■ About this exercise
Search each line below for "name", then return the lines where it appears.

*** Opening Records shown ***

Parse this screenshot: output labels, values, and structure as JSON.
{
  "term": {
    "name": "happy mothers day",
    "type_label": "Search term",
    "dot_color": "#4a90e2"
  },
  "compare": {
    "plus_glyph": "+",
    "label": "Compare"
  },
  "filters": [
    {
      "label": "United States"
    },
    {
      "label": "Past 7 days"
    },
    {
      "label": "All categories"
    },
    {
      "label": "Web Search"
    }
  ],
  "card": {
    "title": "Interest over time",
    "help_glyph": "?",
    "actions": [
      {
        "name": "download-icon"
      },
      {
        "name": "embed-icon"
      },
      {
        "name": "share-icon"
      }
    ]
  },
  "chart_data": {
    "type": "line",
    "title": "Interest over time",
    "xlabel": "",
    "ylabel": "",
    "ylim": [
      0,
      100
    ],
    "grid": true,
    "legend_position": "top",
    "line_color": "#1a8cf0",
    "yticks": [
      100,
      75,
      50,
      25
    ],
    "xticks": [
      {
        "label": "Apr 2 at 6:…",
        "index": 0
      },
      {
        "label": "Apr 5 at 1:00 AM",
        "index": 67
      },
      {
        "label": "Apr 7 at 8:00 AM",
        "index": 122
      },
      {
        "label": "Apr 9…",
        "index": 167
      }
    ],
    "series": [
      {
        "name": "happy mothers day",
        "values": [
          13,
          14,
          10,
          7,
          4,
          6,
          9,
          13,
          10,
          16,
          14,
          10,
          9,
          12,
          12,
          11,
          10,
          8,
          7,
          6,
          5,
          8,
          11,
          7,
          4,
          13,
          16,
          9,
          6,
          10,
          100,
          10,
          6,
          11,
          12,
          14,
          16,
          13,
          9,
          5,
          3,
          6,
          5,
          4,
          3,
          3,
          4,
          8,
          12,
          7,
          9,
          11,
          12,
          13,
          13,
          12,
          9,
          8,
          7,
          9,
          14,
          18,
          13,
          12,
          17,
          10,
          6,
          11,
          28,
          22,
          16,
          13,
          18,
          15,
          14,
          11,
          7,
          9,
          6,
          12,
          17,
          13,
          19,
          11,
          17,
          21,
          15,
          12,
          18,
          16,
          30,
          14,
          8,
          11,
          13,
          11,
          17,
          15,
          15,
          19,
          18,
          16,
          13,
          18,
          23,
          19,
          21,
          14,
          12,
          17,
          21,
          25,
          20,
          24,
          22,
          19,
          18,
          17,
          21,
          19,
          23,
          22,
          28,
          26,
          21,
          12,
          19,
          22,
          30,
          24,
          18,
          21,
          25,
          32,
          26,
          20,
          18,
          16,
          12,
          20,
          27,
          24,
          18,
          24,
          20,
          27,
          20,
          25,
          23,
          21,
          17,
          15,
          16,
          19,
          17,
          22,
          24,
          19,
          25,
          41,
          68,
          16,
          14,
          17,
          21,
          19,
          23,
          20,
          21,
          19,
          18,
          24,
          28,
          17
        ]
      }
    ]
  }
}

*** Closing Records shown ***

■ Output of the task
    "name": "happy mothers day",
        "name": "download-icon"
        "name": "embed-icon"
        "name": "share-icon"
        "name": "happy mothers day",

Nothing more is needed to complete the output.